Task description => Scan the lines below and report each one containing "What" by copying it.

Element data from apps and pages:
┌────────
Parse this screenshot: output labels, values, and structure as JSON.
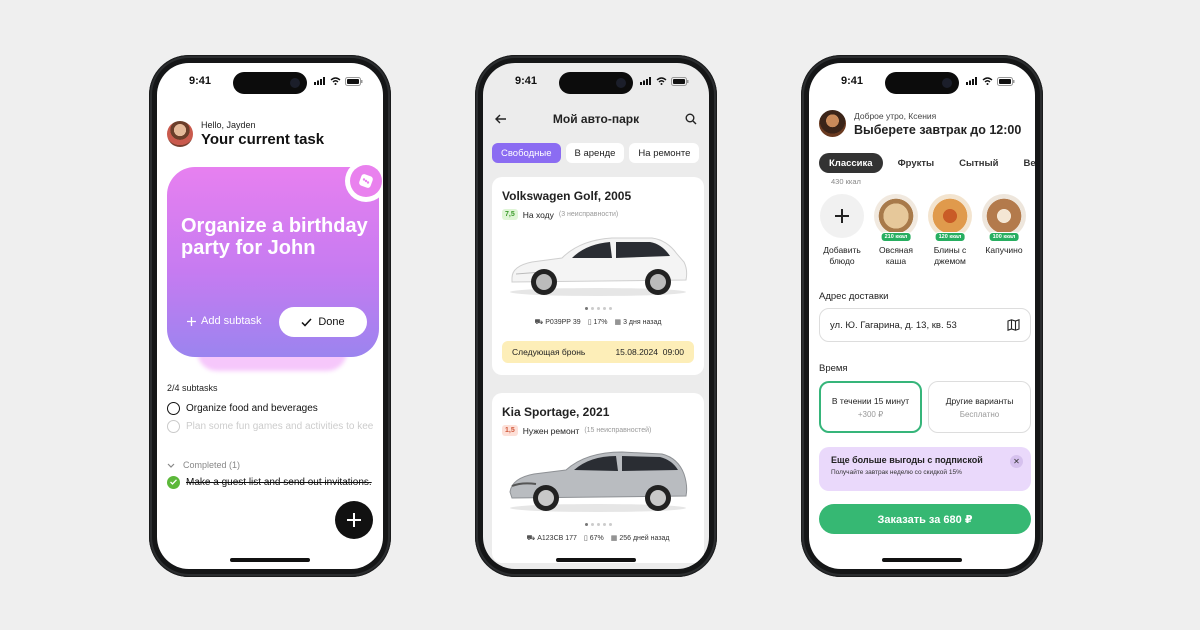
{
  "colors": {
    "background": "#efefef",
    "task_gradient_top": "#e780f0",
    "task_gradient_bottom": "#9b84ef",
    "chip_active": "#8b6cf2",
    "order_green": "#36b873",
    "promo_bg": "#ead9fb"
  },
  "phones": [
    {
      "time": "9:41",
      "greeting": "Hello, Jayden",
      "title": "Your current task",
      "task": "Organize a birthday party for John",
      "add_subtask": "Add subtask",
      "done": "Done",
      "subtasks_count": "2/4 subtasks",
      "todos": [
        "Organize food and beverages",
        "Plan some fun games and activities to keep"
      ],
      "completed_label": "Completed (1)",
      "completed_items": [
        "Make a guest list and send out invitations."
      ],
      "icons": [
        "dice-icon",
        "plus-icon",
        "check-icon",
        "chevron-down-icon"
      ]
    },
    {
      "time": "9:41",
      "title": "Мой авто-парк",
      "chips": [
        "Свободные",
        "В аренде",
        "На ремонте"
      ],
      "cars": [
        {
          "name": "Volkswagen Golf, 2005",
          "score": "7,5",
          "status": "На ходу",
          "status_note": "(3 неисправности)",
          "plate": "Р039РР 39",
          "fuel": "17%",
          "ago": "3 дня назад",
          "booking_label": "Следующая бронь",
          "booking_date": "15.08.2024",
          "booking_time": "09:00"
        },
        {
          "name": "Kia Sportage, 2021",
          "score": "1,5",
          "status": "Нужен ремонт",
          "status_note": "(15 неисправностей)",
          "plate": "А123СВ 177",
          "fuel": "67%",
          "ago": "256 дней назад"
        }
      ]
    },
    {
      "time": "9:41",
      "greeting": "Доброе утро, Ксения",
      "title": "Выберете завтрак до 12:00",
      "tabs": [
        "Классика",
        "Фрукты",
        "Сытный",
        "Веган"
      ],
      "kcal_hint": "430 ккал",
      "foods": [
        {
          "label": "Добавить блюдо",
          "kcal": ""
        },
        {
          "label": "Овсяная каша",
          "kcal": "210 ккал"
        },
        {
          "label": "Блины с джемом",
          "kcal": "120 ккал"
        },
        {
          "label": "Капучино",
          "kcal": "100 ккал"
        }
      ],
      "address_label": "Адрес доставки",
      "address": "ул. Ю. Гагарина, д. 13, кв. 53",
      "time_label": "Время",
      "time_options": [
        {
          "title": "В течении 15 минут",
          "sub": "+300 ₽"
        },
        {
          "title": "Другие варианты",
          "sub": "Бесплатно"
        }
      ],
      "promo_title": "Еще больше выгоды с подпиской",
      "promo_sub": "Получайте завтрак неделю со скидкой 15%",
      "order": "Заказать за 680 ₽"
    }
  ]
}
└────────
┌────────
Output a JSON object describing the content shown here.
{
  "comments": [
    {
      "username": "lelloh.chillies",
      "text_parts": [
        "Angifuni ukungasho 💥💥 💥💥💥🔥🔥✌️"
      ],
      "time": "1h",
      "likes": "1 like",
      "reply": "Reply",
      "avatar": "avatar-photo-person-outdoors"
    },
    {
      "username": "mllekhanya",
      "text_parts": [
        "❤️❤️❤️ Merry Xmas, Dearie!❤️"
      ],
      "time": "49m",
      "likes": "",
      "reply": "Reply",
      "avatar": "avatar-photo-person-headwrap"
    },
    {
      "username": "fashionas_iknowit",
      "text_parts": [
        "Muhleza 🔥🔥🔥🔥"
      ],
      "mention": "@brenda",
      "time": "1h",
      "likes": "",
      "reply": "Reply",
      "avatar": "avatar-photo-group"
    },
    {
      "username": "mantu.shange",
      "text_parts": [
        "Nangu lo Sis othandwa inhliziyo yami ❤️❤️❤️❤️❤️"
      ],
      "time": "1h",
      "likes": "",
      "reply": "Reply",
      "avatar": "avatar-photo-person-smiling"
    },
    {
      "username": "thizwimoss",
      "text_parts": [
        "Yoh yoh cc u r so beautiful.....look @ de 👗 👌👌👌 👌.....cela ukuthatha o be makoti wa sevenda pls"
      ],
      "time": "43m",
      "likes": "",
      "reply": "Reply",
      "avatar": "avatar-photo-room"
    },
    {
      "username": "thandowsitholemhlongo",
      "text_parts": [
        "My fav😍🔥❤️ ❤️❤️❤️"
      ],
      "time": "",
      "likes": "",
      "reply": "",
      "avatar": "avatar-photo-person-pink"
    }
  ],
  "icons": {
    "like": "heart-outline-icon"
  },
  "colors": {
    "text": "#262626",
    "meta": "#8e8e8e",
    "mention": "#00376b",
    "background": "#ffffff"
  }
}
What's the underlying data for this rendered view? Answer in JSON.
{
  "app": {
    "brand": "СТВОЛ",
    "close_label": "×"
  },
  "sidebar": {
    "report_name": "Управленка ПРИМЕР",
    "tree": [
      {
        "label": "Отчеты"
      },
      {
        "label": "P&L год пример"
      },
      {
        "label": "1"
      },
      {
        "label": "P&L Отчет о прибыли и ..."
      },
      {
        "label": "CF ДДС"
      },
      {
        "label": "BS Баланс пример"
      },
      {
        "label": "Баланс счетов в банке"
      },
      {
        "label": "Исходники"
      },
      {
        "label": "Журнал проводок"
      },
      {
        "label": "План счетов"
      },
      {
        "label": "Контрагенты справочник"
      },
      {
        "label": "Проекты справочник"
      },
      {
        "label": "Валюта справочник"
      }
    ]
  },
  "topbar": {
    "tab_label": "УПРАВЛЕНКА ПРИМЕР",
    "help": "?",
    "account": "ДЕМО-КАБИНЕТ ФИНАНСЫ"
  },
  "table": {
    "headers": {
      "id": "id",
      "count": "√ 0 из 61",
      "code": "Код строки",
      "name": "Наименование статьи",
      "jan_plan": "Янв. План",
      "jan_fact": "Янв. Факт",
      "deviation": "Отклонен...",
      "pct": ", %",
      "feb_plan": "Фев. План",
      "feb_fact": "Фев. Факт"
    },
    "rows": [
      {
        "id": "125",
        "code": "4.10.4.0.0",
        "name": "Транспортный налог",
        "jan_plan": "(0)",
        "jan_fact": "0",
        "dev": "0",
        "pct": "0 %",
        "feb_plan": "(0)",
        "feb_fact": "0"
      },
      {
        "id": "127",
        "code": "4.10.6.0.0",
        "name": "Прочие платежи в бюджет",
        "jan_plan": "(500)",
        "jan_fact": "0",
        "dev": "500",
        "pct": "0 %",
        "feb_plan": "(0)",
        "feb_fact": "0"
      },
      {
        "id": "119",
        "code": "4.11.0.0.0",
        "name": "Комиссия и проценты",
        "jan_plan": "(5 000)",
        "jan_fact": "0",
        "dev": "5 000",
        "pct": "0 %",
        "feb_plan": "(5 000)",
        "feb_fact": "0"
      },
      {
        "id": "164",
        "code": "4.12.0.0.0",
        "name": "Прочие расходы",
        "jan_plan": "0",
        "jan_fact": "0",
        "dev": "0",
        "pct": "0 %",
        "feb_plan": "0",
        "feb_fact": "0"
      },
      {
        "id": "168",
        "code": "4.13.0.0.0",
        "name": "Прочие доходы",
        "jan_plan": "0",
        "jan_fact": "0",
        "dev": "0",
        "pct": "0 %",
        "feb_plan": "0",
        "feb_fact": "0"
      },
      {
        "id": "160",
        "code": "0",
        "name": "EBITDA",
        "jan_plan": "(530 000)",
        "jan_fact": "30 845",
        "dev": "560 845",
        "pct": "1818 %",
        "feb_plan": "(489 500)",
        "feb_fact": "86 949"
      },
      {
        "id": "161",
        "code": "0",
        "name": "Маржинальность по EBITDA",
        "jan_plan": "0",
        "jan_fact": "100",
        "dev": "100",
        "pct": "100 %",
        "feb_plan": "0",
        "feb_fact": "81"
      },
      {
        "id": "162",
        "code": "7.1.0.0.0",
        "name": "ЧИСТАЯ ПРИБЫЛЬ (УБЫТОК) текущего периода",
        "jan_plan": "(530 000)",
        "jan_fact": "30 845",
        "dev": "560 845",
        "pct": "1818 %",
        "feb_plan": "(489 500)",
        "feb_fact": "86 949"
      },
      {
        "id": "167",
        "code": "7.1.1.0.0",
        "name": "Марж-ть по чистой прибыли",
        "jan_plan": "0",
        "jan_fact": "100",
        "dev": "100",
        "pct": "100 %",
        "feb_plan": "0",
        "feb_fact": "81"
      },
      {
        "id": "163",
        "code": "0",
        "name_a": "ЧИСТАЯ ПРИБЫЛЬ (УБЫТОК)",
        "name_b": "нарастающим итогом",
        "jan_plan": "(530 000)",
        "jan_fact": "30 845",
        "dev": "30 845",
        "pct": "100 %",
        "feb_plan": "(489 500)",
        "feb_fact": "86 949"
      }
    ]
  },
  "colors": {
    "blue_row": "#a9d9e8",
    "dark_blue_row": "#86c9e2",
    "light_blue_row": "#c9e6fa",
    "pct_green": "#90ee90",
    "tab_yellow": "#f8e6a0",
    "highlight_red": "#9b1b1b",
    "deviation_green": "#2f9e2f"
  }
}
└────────
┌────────
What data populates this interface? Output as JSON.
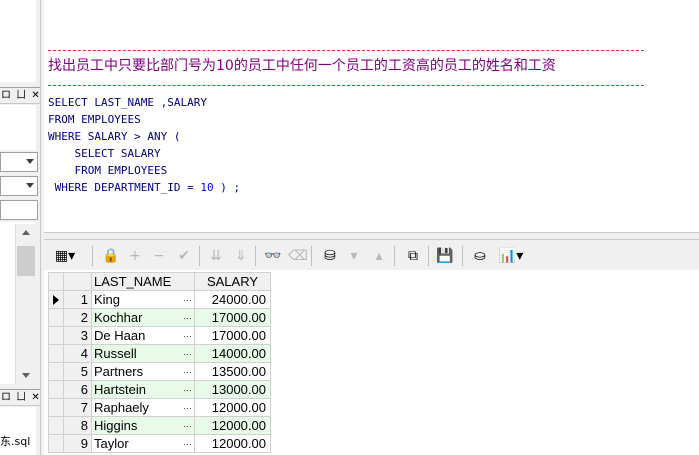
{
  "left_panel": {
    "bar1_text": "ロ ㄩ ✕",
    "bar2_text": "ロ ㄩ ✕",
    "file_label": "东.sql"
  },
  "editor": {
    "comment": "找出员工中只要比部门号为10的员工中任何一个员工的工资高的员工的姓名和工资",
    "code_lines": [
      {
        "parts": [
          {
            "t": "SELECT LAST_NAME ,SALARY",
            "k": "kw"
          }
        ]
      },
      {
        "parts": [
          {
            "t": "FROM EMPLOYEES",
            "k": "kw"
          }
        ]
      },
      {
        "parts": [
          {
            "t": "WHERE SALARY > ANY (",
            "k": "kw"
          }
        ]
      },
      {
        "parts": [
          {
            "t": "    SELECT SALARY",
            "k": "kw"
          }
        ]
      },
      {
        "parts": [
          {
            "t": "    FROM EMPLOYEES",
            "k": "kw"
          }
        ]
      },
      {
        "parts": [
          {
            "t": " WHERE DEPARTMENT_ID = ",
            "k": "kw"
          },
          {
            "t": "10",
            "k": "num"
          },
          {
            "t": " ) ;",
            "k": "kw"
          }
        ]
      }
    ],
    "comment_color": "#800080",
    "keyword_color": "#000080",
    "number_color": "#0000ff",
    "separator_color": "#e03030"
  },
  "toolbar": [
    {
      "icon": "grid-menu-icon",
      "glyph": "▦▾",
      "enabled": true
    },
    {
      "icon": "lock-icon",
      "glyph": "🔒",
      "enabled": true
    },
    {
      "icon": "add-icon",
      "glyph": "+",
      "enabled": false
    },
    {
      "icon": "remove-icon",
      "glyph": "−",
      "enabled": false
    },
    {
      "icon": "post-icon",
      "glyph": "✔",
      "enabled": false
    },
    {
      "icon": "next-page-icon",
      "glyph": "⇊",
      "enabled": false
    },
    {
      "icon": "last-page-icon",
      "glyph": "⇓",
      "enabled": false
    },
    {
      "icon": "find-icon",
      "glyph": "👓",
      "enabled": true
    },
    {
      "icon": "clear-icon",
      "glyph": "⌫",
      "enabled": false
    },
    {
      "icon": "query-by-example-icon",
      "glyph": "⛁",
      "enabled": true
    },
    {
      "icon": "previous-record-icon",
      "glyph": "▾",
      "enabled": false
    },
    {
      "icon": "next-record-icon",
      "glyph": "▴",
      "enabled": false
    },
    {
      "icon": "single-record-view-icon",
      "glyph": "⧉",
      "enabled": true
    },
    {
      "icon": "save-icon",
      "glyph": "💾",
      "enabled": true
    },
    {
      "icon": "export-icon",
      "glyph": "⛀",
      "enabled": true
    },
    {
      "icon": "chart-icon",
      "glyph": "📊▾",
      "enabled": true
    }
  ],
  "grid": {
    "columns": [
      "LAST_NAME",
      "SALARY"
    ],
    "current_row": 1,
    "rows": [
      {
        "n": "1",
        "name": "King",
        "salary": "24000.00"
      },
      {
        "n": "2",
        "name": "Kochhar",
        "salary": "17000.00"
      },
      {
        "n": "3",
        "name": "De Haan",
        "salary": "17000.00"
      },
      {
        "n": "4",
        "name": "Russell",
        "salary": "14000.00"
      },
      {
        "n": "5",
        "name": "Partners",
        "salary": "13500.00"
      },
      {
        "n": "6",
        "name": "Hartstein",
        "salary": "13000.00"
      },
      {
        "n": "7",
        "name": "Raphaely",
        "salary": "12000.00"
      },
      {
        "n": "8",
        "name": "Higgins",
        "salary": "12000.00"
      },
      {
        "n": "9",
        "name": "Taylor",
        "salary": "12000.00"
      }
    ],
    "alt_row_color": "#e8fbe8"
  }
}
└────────
Task answer =>
What's the underlying data for this rendered view? Answer in JSON.
What data populates this interface? Output as JSON.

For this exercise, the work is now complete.